Each record below must be written out exactly as given.

(Stored dataset items)
[Start of section]

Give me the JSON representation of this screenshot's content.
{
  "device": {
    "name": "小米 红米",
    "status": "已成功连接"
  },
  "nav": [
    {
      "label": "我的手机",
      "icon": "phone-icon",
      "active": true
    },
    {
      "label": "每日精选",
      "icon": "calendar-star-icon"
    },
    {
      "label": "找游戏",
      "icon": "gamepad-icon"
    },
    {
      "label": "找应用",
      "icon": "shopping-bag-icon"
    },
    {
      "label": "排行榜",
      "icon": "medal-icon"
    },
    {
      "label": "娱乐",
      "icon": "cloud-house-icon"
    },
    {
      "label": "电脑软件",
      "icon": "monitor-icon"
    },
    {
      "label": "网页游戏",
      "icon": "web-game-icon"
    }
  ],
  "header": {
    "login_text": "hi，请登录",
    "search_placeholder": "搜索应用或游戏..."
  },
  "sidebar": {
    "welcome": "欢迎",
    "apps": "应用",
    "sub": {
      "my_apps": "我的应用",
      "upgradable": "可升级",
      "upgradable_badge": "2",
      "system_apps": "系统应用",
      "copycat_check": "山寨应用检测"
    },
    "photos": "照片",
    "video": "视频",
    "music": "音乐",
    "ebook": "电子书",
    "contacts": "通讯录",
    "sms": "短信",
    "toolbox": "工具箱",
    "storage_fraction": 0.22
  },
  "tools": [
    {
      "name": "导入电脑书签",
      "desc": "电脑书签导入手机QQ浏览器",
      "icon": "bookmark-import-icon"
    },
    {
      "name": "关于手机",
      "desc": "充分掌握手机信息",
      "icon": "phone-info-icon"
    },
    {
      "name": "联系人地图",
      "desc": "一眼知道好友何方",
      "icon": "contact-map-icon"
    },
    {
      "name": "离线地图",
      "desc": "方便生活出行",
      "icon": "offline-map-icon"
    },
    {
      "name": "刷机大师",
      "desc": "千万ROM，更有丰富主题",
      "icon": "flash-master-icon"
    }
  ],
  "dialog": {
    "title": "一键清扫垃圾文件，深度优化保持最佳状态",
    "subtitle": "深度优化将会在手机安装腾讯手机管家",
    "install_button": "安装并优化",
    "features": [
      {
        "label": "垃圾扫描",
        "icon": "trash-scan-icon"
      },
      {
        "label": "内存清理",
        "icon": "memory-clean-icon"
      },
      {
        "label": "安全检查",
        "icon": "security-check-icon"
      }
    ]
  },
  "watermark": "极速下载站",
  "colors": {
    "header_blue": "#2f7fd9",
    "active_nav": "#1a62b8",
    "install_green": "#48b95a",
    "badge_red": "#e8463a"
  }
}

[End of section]

*YOUR RESPONSE*:
Give me the JSON representation of this screenshot's content.
{
  "device": {
    "name": "小米 红米",
    "status": "已成功连接"
  },
  "nav": [
    {
      "label": "我的手机",
      "icon": "phone-icon",
      "active": true
    },
    {
      "label": "每日精选",
      "icon": "calendar-star-icon"
    },
    {
      "label": "找游戏",
      "icon": "gamepad-icon"
    },
    {
      "label": "找应用",
      "icon": "shopping-bag-icon"
    },
    {
      "label": "排行榜",
      "icon": "medal-icon"
    },
    {
      "label": "娱乐",
      "icon": "cloud-house-icon"
    },
    {
      "label": "电脑软件",
      "icon": "monitor-icon"
    },
    {
      "label": "网页游戏",
      "icon": "web-game-icon"
    }
  ],
  "header": {
    "login_text": "hi，请登录",
    "search_placeholder": "搜索应用或游戏..."
  },
  "sidebar": {
    "welcome": "欢迎",
    "apps": "应用",
    "sub": {
      "my_apps": "我的应用",
      "upgradable": "可升级",
      "upgradable_badge": "2",
      "system_apps": "系统应用",
      "copycat_check": "山寨应用检测"
    },
    "photos": "照片",
    "video": "视频",
    "music": "音乐",
    "ebook": "电子书",
    "contacts": "通讯录",
    "sms": "短信",
    "toolbox": "工具箱",
    "storage_fraction": 0.22
  },
  "tools": [
    {
      "name": "导入电脑书签",
      "desc": "电脑书签导入手机QQ浏览器",
      "icon": "bookmark-import-icon"
    },
    {
      "name": "关于手机",
      "desc": "充分掌握手机信息",
      "icon": "phone-info-icon"
    },
    {
      "name": "联系人地图",
      "desc": "一眼知道好友何方",
      "icon": "contact-map-icon"
    },
    {
      "name": "离线地图",
      "desc": "方便生活出行",
      "icon": "offline-map-icon"
    },
    {
      "name": "刷机大师",
      "desc": "千万ROM，更有丰富主题",
      "icon": "flash-master-icon"
    }
  ],
  "dialog": {
    "title": "一键清扫垃圾文件，深度优化保持最佳状态",
    "subtitle": "深度优化将会在手机安装腾讯手机管家",
    "install_button": "安装并优化",
    "features": [
      {
        "label": "垃圾扫描",
        "icon": "trash-scan-icon"
      },
      {
        "label": "内存清理",
        "icon": "memory-clean-icon"
      },
      {
        "label": "安全检查",
        "icon": "security-check-icon"
      }
    ]
  },
  "watermark": "极速下载站",
  "colors": {
    "header_blue": "#2f7fd9",
    "active_nav": "#1a62b8",
    "install_green": "#48b95a",
    "badge_red": "#e8463a"
  }
}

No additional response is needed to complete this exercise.